At the beginning of the 20th century, artists began to fall in love with Bergen and many of them remained faithful for the rest of their lives. Poets and novelists, but most notably painters came to the village. Precisely what charmed them is a matter of debate, but it most definitely had to do with Bergen's peace and quiet, the natural beauty of its dunes and woodlands, the pleasant, sleepy lanes and avenues with their old villas and farmhouses and, of course, the special play that light makes here of the trees and surrounding countryside; it is mentioned by quite a number of the artists who built houses here in which to live and work, with huge windows facing north to let in its illuminating qualities so conducive to putting oil on canvas. Of course, once a couple of influential artists had discovered the place and moved here, others were sure to follow and by 1915, Bergen was well and truly en vogue.
[Farmhouse, Else Berg (1877, Ratibor - 1942, Auschwitz) is wonderful example of Bergen School painting.]

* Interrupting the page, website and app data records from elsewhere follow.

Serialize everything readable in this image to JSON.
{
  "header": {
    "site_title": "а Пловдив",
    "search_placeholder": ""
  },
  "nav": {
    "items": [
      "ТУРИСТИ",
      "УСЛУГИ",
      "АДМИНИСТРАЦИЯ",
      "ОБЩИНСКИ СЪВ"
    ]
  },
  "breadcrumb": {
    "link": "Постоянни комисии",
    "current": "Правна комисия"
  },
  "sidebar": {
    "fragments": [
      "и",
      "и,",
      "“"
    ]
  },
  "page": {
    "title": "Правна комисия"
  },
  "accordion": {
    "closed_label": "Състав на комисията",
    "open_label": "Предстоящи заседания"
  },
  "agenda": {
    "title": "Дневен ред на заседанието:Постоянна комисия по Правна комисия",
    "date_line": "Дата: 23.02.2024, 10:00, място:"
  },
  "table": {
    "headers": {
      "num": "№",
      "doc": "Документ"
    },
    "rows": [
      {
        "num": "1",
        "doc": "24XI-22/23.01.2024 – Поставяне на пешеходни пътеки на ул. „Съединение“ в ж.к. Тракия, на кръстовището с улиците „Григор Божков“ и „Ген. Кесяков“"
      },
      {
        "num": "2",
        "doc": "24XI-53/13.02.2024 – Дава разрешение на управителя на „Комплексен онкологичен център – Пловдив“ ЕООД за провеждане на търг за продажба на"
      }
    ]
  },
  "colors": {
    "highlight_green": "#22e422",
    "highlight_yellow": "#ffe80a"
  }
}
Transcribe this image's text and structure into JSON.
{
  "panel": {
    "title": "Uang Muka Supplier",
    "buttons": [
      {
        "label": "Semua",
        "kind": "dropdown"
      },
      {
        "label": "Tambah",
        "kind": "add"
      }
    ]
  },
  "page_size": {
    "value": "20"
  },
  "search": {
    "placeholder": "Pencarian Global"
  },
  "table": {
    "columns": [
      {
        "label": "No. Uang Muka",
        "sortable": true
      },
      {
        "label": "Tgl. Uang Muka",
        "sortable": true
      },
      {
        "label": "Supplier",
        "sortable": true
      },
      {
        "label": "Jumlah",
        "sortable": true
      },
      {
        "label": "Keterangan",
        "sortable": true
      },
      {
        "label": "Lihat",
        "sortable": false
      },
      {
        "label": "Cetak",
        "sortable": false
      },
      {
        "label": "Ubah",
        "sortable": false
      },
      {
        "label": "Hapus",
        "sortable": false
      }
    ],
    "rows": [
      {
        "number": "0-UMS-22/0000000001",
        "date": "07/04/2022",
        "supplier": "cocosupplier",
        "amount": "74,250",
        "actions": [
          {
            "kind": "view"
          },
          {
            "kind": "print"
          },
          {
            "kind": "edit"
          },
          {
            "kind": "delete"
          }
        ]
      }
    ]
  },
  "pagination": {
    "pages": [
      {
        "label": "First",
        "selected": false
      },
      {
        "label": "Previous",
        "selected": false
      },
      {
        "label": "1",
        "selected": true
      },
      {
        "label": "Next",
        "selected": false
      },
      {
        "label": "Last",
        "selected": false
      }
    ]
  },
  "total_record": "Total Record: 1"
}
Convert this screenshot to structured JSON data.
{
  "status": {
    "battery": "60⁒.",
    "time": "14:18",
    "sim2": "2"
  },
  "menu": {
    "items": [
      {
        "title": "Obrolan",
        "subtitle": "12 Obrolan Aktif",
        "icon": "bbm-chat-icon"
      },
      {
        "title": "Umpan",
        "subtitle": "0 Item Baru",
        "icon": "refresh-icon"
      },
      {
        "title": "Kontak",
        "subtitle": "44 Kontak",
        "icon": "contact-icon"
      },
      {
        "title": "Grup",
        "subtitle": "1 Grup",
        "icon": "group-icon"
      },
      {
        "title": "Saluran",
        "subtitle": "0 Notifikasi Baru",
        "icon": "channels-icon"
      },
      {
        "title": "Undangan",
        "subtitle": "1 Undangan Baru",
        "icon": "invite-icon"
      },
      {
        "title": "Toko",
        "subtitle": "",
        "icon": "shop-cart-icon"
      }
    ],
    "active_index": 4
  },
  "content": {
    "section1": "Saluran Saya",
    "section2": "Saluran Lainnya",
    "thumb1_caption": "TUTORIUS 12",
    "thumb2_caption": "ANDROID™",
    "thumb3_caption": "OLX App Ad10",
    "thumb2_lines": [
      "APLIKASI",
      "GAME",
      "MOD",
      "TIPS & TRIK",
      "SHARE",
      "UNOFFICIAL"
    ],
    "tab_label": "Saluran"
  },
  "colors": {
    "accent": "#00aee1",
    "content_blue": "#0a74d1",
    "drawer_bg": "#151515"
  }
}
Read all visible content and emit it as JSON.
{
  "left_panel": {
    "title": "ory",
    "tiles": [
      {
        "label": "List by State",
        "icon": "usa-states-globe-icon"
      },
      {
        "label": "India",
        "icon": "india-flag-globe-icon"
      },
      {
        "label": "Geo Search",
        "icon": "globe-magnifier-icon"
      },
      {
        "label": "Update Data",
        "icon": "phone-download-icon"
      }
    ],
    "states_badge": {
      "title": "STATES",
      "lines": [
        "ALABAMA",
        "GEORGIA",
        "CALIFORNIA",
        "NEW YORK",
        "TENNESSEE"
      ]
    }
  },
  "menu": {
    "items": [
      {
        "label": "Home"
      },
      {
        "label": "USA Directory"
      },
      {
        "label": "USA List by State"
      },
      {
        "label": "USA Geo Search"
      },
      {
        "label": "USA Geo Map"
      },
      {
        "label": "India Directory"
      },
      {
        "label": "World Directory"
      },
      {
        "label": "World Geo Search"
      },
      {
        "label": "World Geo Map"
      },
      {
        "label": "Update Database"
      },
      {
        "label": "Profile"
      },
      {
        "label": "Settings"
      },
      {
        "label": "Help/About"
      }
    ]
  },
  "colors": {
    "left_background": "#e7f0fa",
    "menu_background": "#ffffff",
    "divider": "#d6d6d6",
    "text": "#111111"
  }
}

Expressionist artists found each other in what became known as the Bergen School of art, which was heavily influenced by cubism and characterised by broad swaths of paint and the use of predominantly dark hues. The Bergen School still enjoys international acclaim and Kranenburgh, Bergen's impressive modern art museum, regularly has exhibitions dedicated to the movement. Just down the road in Alkmaar, the Stedelijk Museum has a permanent exhibition of Bergen School art that you definitely shouldn't miss!